▽

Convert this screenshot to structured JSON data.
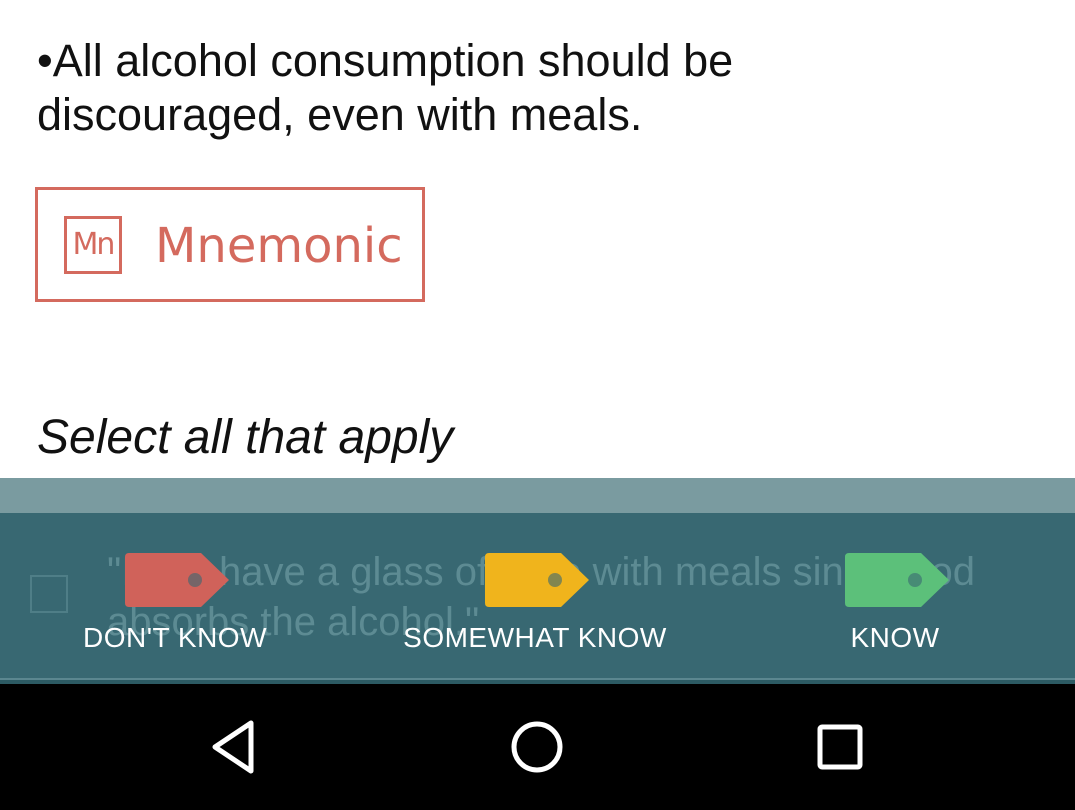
{
  "question": {
    "bullet_text": "•All alcohol consumption should be discouraged, even with meals."
  },
  "mnemonic": {
    "icon": "Mn",
    "label": "Mnemonic",
    "color": "#d46a5e"
  },
  "instruction": "Select all that apply",
  "answer": {
    "text": "\"I can have a glass of wine with meals since food absorbs the alcohol.\""
  },
  "ratings": [
    {
      "label": "DON'T KNOW",
      "color": "#d0625a"
    },
    {
      "label": "SOMEWHAT KNOW",
      "color": "#f0b41c"
    },
    {
      "label": "KNOW",
      "color": "#5cc07a"
    }
  ],
  "navbar": {
    "back": "back-icon",
    "home": "home-icon",
    "recents": "recents-icon"
  }
}
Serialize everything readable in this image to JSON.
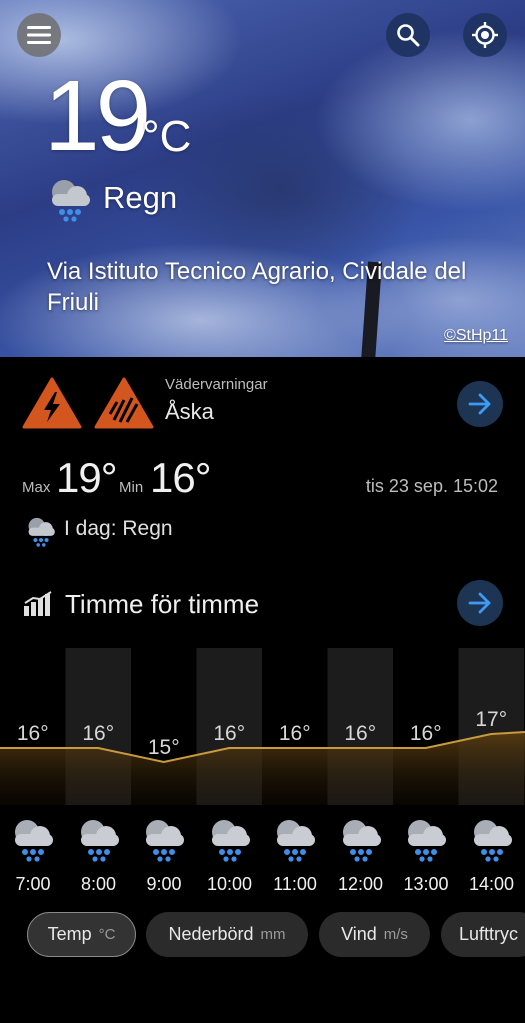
{
  "current": {
    "temperature": "19",
    "unit": "°C",
    "condition": "Regn",
    "location": "Via Istituto Tecnico Agrario, Cividale del Friuli",
    "photo_credit": "©StHp11"
  },
  "warnings": {
    "caption": "Vädervarningar",
    "value": "Åska",
    "icons": [
      "lightning-warning-icon",
      "storm-rain-warning-icon"
    ],
    "color": "#d4561f"
  },
  "today": {
    "max_label": "Max",
    "max_value": "19°",
    "min_label": "Min",
    "min_value": "16°",
    "datetime": "tis 23 sep. 15:02",
    "summary": "I dag: Regn"
  },
  "hourly": {
    "title": "Timme för timme",
    "hours": [
      {
        "time": "7:00",
        "temp": "16°"
      },
      {
        "time": "8:00",
        "temp": "16°"
      },
      {
        "time": "9:00",
        "temp": "15°"
      },
      {
        "time": "10:00",
        "temp": "16°"
      },
      {
        "time": "11:00",
        "temp": "16°"
      },
      {
        "time": "12:00",
        "temp": "16°"
      },
      {
        "time": "13:00",
        "temp": "16°"
      },
      {
        "time": "14:00",
        "temp": "17°"
      }
    ]
  },
  "chart_data": {
    "type": "line",
    "categories": [
      "7:00",
      "8:00",
      "9:00",
      "10:00",
      "11:00",
      "12:00",
      "13:00",
      "14:00"
    ],
    "values": [
      16,
      16,
      15,
      16,
      16,
      16,
      16,
      17
    ],
    "ylabel": "°C"
  },
  "chips": [
    {
      "label": "Temp",
      "unit": "°C",
      "active": true
    },
    {
      "label": "Nederbörd",
      "unit": "mm",
      "active": false
    },
    {
      "label": "Vind",
      "unit": "m/s",
      "active": false
    },
    {
      "label": "Lufttryc",
      "unit": "",
      "active": false
    }
  ],
  "colors": {
    "accent": "#2d8cf0",
    "chart_line": "#c99a3e",
    "rain_drop": "#3f8ee8"
  }
}
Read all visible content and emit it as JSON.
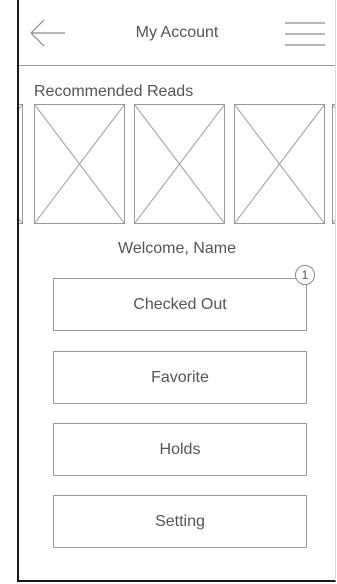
{
  "header": {
    "title": "My Account",
    "back_icon": "arrow-left-icon",
    "menu_icon": "hamburger-menu-icon"
  },
  "recommended": {
    "label": "Recommended Reads",
    "items": [
      "image-placeholder",
      "image-placeholder",
      "image-placeholder",
      "image-placeholder",
      "image-placeholder"
    ]
  },
  "welcome": {
    "text": "Welcome, Name"
  },
  "menu": {
    "checked_out": {
      "label": "Checked Out",
      "badge": "1"
    },
    "favorite": {
      "label": "Favorite"
    },
    "holds": {
      "label": "Holds"
    },
    "setting": {
      "label": "Setting"
    }
  },
  "colors": {
    "text": "#555555",
    "border": "#9a9a9a",
    "frame": "#1a1a1a"
  }
}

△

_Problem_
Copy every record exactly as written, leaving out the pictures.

_Solution to this problem_
Convert this screenshot to structured JSON data.
{
  "question": {
    "bullet_text": "•All alcohol consumption should be discouraged, even with meals."
  },
  "mnemonic": {
    "icon": "Mn",
    "label": "Mnemonic",
    "color": "#d46a5e"
  },
  "instruction": "Select all that apply",
  "answer": {
    "text": "\"I can have a glass of wine with meals since food absorbs the alcohol.\""
  },
  "ratings": [
    {
      "label": "DON'T KNOW",
      "color": "#d0625a"
    },
    {
      "label": "SOMEWHAT KNOW",
      "color": "#f0b41c"
    },
    {
      "label": "KNOW",
      "color": "#5cc07a"
    }
  ],
  "navbar": {
    "back": "back-icon",
    "home": "home-icon",
    "recents": "recents-icon"
  }
}
Serialize everything readable in this image to JSON.
{
  "current": {
    "temperature": "19",
    "unit": "°C",
    "condition": "Regn",
    "location": "Via Istituto Tecnico Agrario, Cividale del Friuli",
    "photo_credit": "©StHp11"
  },
  "warnings": {
    "caption": "Vädervarningar",
    "value": "Åska",
    "icons": [
      "lightning-warning-icon",
      "storm-rain-warning-icon"
    ],
    "color": "#d4561f"
  },
  "today": {
    "max_label": "Max",
    "max_value": "19°",
    "min_label": "Min",
    "min_value": "16°",
    "datetime": "tis 23 sep. 15:02",
    "summary": "I dag: Regn"
  },
  "hourly": {
    "title": "Timme för timme",
    "hours": [
      {
        "time": "7:00",
        "temp": "16°"
      },
      {
        "time": "8:00",
        "temp": "16°"
      },
      {
        "time": "9:00",
        "temp": "15°"
      },
      {
        "time": "10:00",
        "temp": "16°"
      },
      {
        "time": "11:00",
        "temp": "16°"
      },
      {
        "time": "12:00",
        "temp": "16°"
      },
      {
        "time": "13:00",
        "temp": "16°"
      },
      {
        "time": "14:00",
        "temp": "17°"
      }
    ]
  },
  "chart_data": {
    "type": "line",
    "categories": [
      "7:00",
      "8:00",
      "9:00",
      "10:00",
      "11:00",
      "12:00",
      "13:00",
      "14:00"
    ],
    "values": [
      16,
      16,
      15,
      16,
      16,
      16,
      16,
      17
    ],
    "ylabel": "°C"
  },
  "chips": [
    {
      "label": "Temp",
      "unit": "°C",
      "active": true
    },
    {
      "label": "Nederbörd",
      "unit": "mm",
      "active": false
    },
    {
      "label": "Vind",
      "unit": "m/s",
      "active": false
    },
    {
      "label": "Lufttryc",
      "unit": "",
      "active": false
    }
  ],
  "colors": {
    "accent": "#2d8cf0",
    "chart_line": "#c99a3e",
    "rain_drop": "#3f8ee8"
  }
}
Read all visible content and emit it as JSON.
{
  "header": {
    "title": "My Account",
    "back_icon": "arrow-left-icon",
    "menu_icon": "hamburger-menu-icon"
  },
  "recommended": {
    "label": "Recommended Reads",
    "items": [
      "image-placeholder",
      "image-placeholder",
      "image-placeholder",
      "image-placeholder",
      "image-placeholder"
    ]
  },
  "welcome": {
    "text": "Welcome, Name"
  },
  "menu": {
    "checked_out": {
      "label": "Checked Out",
      "badge": "1"
    },
    "favorite": {
      "label": "Favorite"
    },
    "holds": {
      "label": "Holds"
    },
    "setting": {
      "label": "Setting"
    }
  },
  "colors": {
    "text": "#555555",
    "border": "#9a9a9a",
    "frame": "#1a1a1a"
  }
}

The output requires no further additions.